I have a question about deducting payments to my spouse. I am still married to my spouse but we lived apart all year. Are the monthly payments I made to my spouse tax deductible?
Deducting payments to your spouse that are not considered alimony under a divorce decree or separate maintenance degree is not allowed by the IRS. You can only deduct payments to your spouse that are considered alimony under a divorce or separate maintenance decree.
Alimony doesn’t include:
- Voluntary payments not made under a divorce or separate maintenance decree
- Payments made under a divorce decree for child support
- Property settlements
- Payments for the payor’s property
A payment usually qualifies as alimony if:
- You make the payments in cash.

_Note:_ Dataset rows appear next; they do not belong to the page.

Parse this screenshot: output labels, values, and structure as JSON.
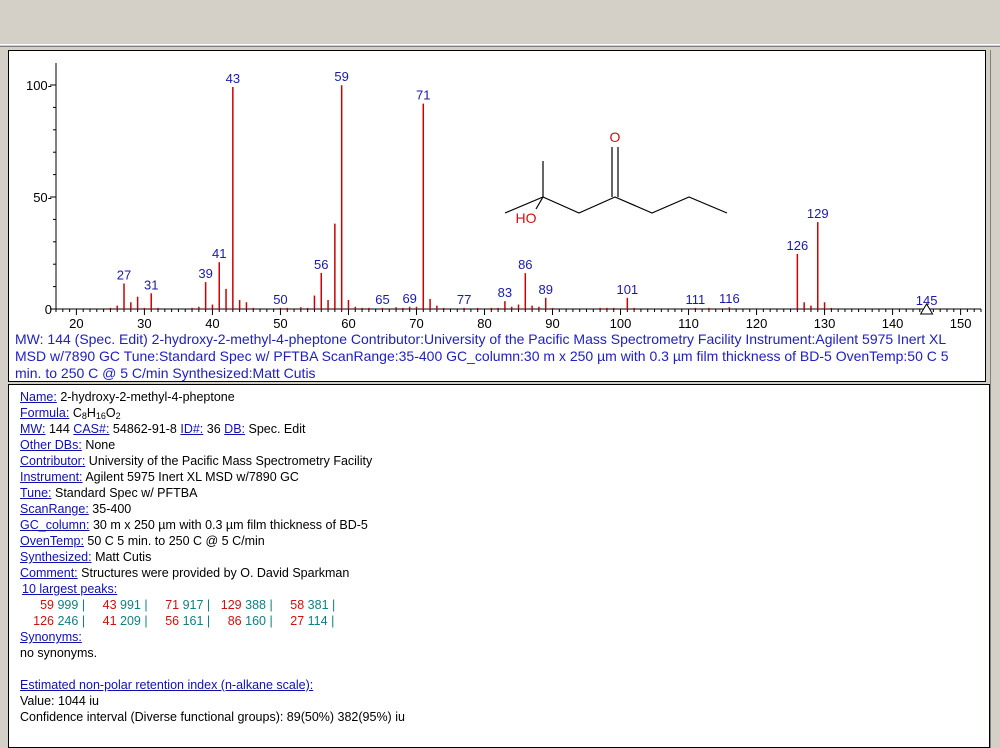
{
  "spectrum": {
    "caption": "MW: 144 (Spec. Edit) 2-hydroxy-2-methyl-4-pheptone Contributor:University of the Pacific Mass Spectrometry Facility Instrument:Agilent 5975 Inert XL MSD w/7890 GC Tune:Standard Spec w/ PFTBA ScanRange:35-400 GC_column:30 m x 250 µm with 0.3 µm film thickness of BD-5 OvenTemp:50 C 5 min. to 250 C @ 5 C/min Synthesized:Matt Cutis",
    "structure_labels": {
      "oxygen": "O",
      "hydroxyl": "HO"
    },
    "colors": {
      "peaks": "#cc0000",
      "labels": "#1a1aaa",
      "axis": "#000000"
    }
  },
  "chart_data": {
    "type": "bar",
    "title": "",
    "xlabel": "",
    "ylabel": "",
    "xlim": [
      17,
      153
    ],
    "ylim": [
      0,
      110
    ],
    "xticks": [
      20,
      30,
      40,
      50,
      60,
      70,
      80,
      90,
      100,
      110,
      120,
      130,
      140,
      150
    ],
    "yticks": [
      0,
      50,
      100
    ],
    "peaks": [
      {
        "mz": 25,
        "i": 0.5
      },
      {
        "mz": 26,
        "i": 1.5
      },
      {
        "mz": 27,
        "i": 11.4,
        "label": "27"
      },
      {
        "mz": 28,
        "i": 3
      },
      {
        "mz": 29,
        "i": 5.5
      },
      {
        "mz": 30,
        "i": 0.5
      },
      {
        "mz": 31,
        "i": 7,
        "label": "31"
      },
      {
        "mz": 32,
        "i": 0.5
      },
      {
        "mz": 37,
        "i": 0.5
      },
      {
        "mz": 38,
        "i": 1
      },
      {
        "mz": 39,
        "i": 12,
        "label": "39"
      },
      {
        "mz": 40,
        "i": 2
      },
      {
        "mz": 41,
        "i": 20.9,
        "label": "41"
      },
      {
        "mz": 42,
        "i": 9
      },
      {
        "mz": 43,
        "i": 99.1,
        "label": "43"
      },
      {
        "mz": 44,
        "i": 4
      },
      {
        "mz": 45,
        "i": 3
      },
      {
        "mz": 46,
        "i": 0.5
      },
      {
        "mz": 50,
        "i": 0.5,
        "label": "50"
      },
      {
        "mz": 51,
        "i": 0.5
      },
      {
        "mz": 53,
        "i": 0.8
      },
      {
        "mz": 54,
        "i": 0.5
      },
      {
        "mz": 55,
        "i": 6
      },
      {
        "mz": 56,
        "i": 16.1,
        "label": "56"
      },
      {
        "mz": 57,
        "i": 4
      },
      {
        "mz": 58,
        "i": 38.1
      },
      {
        "mz": 59,
        "i": 99.9,
        "label": "59"
      },
      {
        "mz": 60,
        "i": 4
      },
      {
        "mz": 61,
        "i": 1
      },
      {
        "mz": 62,
        "i": 0.5
      },
      {
        "mz": 63,
        "i": 0.5
      },
      {
        "mz": 65,
        "i": 0.5,
        "label": "65"
      },
      {
        "mz": 67,
        "i": 0.8
      },
      {
        "mz": 68,
        "i": 0.5
      },
      {
        "mz": 69,
        "i": 1,
        "label": "69"
      },
      {
        "mz": 70,
        "i": 1
      },
      {
        "mz": 71,
        "i": 91.7,
        "label": "71"
      },
      {
        "mz": 72,
        "i": 4.5
      },
      {
        "mz": 73,
        "i": 1.5
      },
      {
        "mz": 74,
        "i": 0.5
      },
      {
        "mz": 77,
        "i": 0.5,
        "label": "77"
      },
      {
        "mz": 79,
        "i": 0.5
      },
      {
        "mz": 81,
        "i": 0.5
      },
      {
        "mz": 82,
        "i": 0.5
      },
      {
        "mz": 83,
        "i": 3.5,
        "label": "83"
      },
      {
        "mz": 84,
        "i": 1
      },
      {
        "mz": 85,
        "i": 2
      },
      {
        "mz": 86,
        "i": 16,
        "label": "86"
      },
      {
        "mz": 87,
        "i": 1.5
      },
      {
        "mz": 88,
        "i": 1
      },
      {
        "mz": 89,
        "i": 5,
        "label": "89"
      },
      {
        "mz": 90,
        "i": 0.5
      },
      {
        "mz": 97,
        "i": 0.5
      },
      {
        "mz": 98,
        "i": 0.5
      },
      {
        "mz": 99,
        "i": 0.5
      },
      {
        "mz": 101,
        "i": 5,
        "label": "101"
      },
      {
        "mz": 102,
        "i": 0.5
      },
      {
        "mz": 111,
        "i": 0.5,
        "label": "111"
      },
      {
        "mz": 113,
        "i": 0.5
      },
      {
        "mz": 116,
        "i": 0.8,
        "label": "116"
      },
      {
        "mz": 126,
        "i": 24.6,
        "label": "126"
      },
      {
        "mz": 127,
        "i": 3
      },
      {
        "mz": 128,
        "i": 1.5
      },
      {
        "mz": 129,
        "i": 38.8,
        "label": "129"
      },
      {
        "mz": 130,
        "i": 3
      },
      {
        "mz": 131,
        "i": 0.5
      },
      {
        "mz": 145,
        "i": 0,
        "label": "145",
        "marker": true
      }
    ]
  },
  "details": {
    "name_label": "Name:",
    "name": "2-hydroxy-2-methyl-4-pheptone",
    "formula_label": "Formula:",
    "formula": {
      "c": "C",
      "c_n": "8",
      "h": "H",
      "h_n": "16",
      "o": "O",
      "o_n": "2"
    },
    "mw_label": "MW:",
    "mw": "144",
    "cas_label": "CAS#:",
    "cas": "54862-91-8",
    "id_label": "ID#:",
    "id": "36",
    "db_label": "DB:",
    "db": "Spec. Edit",
    "other_dbs_label": "Other DBs:",
    "other_dbs": "None",
    "contributor_label": "Contributor:",
    "contributor": "University of the Pacific Mass Spectrometry Facility",
    "instrument_label": "Instrument:",
    "instrument": "Agilent 5975 Inert XL MSD w/7890 GC",
    "tune_label": "Tune:",
    "tune": "Standard Spec w/ PFTBA",
    "scanrange_label": "ScanRange:",
    "scanrange": "35-400",
    "gc_column_label": "GC_column:",
    "gc_column": "30 m x 250 µm with 0.3 µm film thickness of BD-5",
    "oventemp_label": "OvenTemp:",
    "oventemp": "50 C 5 min. to 250 C @ 5 C/min",
    "synthesized_label": "Synthesized:",
    "synthesized": "Matt Cutis",
    "comment_label": "Comment:",
    "comment": "Structures were provided by O. David Sparkman",
    "largest_peaks_label": "10 largest peaks:",
    "largest_peaks_row1": [
      {
        "mz": "59",
        "int": "999"
      },
      {
        "mz": "43",
        "int": "991"
      },
      {
        "mz": "71",
        "int": "917"
      },
      {
        "mz": "129",
        "int": "388"
      },
      {
        "mz": "58",
        "int": "381"
      }
    ],
    "largest_peaks_row2": [
      {
        "mz": "126",
        "int": "246"
      },
      {
        "mz": "41",
        "int": "209"
      },
      {
        "mz": "56",
        "int": "161"
      },
      {
        "mz": "86",
        "int": "160"
      },
      {
        "mz": "27",
        "int": "114"
      }
    ],
    "separator": "|",
    "synonyms_label": "Synonyms:",
    "synonyms": "no synonyms.",
    "ri_label": "Estimated non-polar retention index (n-alkane scale):",
    "ri_value": "Value: 1044 iu",
    "ri_confidence": "Confidence interval (Diverse functional groups):  89(50%) 382(95%) iu"
  }
}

- Your spouse (or someone on your spouse’s behalf) receives the payments under a divorce or separation decree.
- The decree doesn’t expressly exclude the payment from being included in your spouse’s income or deducted by you.
- You and your spouse, if divorced or legally separated, aren’t members of the same household when the payment is made.
- The instrument states that liability for payments must cease upon the death of either spouse.
Do you own property in Arizona? Read here on how and when to pay Arizona property taxes, with help from the tax pros at H&R Block.
How can you file for a business cell phone deduction? Learn more from the tax experts at H&R Block.
Are Veterans benefits taxable? Our H&R Tax Professionals address your veteran's related tax questions in honor of our soldiers this Veteran's Day.
Can you deduct your state sales tax? Learn more from the tax experts at H&R Block.